deficiency is caught early. There is a large window of opportunity to apply K and
effectively maximize yield so the flexibility with application timing is high. If
you need P or Zn, then whatever mix you need to run should go out early and incorporated
whenever possible. If you only need K, then you can run it just about anytime, including
with your preflood urea if that works for you.
Another note: There still seems to be a lot of blending of sulfur fertilizers either
with the mixed fertilizer or with preflood urea. The vast majority of our soils do
not need any sulfur additions to maximize rice yield, so this is not the best use
of our money. There are sandier fields, and even clay fields with exposed sand veins
or sandy areas, that do need sulfur added, but these are still rare overall. Be smart
about how and where you use sulfur to optimize your return on investment.
The Arkansas Rice Advisor site https://riceadvisor.uada.edu functions like an app on your mobile device. There you can readily access the DD50
program, rice seeding rate calculator, drill calibration, fertilizer and N rate calculators,
publications, and more.
Arkansas Rice Updates are published periodically to provide timely information and
recommendations for rice production in Arkansas.
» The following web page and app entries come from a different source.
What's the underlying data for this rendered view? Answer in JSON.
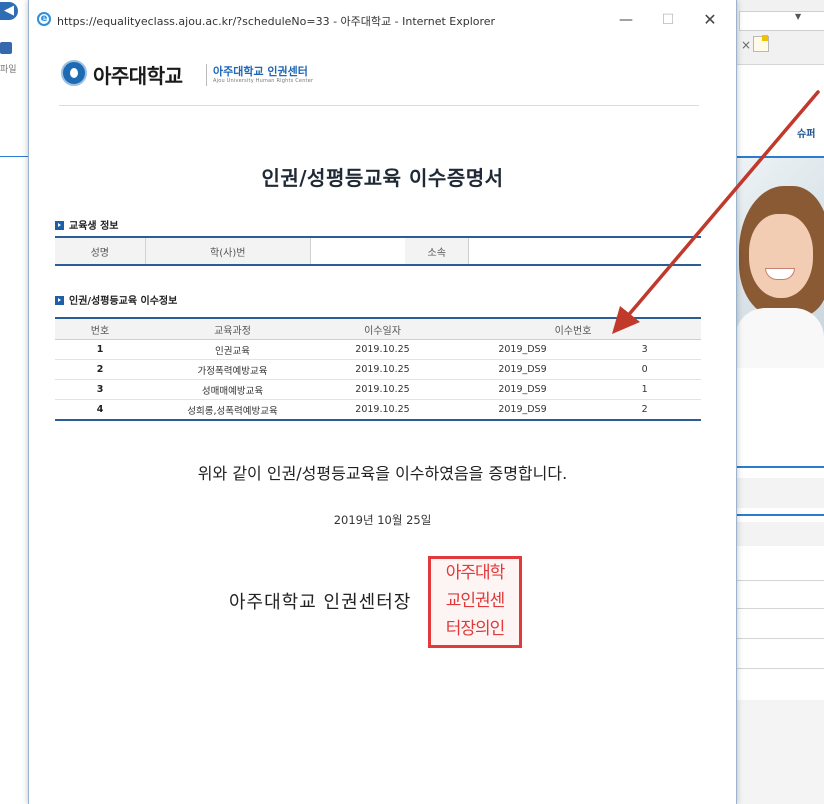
{
  "background_browser": {
    "back_icon": "arrow-left-icon",
    "side_file_label": "파일",
    "nav_text": "슈퍼",
    "tab_close": "×"
  },
  "popup": {
    "url_title": "https://equalityeclass.ajou.ac.kr/?scheduleNo=33 - 아주대학교 - Internet Explorer",
    "window_buttons": {
      "minimize": "—",
      "maximize": "☐",
      "close": "✕"
    }
  },
  "header": {
    "logo_name": "아주대학교",
    "logo_sub": "아주대학교 인권센터",
    "logo_sub_en": "Ajou University Human Rights Center"
  },
  "certificate": {
    "title": "인권/성평등교육 이수증명서",
    "section_student": "교육생 정보",
    "student_fields": {
      "name_label": "성명",
      "id_label": "학(사)번",
      "dept_label": "소속"
    },
    "section_completion": "인권/성평등교육 이수정보",
    "columns": [
      "번호",
      "교육과정",
      "이수일자",
      "이수번호"
    ],
    "rows": [
      {
        "no": "1",
        "course": "인권교육",
        "date": "2019.10.25",
        "cert_no": "2019_DS9",
        "cert_tail": "3"
      },
      {
        "no": "2",
        "course": "가정폭력예방교육",
        "date": "2019.10.25",
        "cert_no": "2019_DS9",
        "cert_tail": "0"
      },
      {
        "no": "3",
        "course": "성매매예방교육",
        "date": "2019.10.25",
        "cert_no": "2019_DS9",
        "cert_tail": "1"
      },
      {
        "no": "4",
        "course": "성희롱,성폭력예방교육",
        "date": "2019.10.25",
        "cert_no": "2019_DS9",
        "cert_tail": "2"
      }
    ],
    "statement": "위와 같이 인권/성평등교육을 이수하였음을 증명합니다.",
    "issue_date": "2019년 10월 25일",
    "issuer": "아주대학교 인권센터장",
    "stamp_lines": [
      "아주대학",
      "교인권센",
      "터장의인"
    ]
  },
  "colors": {
    "accent_blue": "#2b5e96",
    "stamp_red": "#e23a3a",
    "arrow_red": "#c0392b"
  }
}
If you would like to be added to
this email list, please send your request to firstname.lastname@example.org.
This information will also be posted to the Arkansas Row Crops blog (http://www.arkansas-crops.com/) where additional information from Extension specialists can be found.
More information on rice production, including access to all publications and reports,
can be found at http://www.uaex.uada.edu/rice.
We sincerely appreciate the support for this publication provided by the rice farmers
of Arkansas and administered by the Arkansas Rice Research and Promotion Board.
The authors greatly appreciate the feedback and contributions of all growers, county
agents, consultants, and rice industry stakeholders.
Rice Extension Agronomist
Extension Weed Scientist
Rice Verification Coordinator
Extension Rice Pathologist
Extension Soil Fertility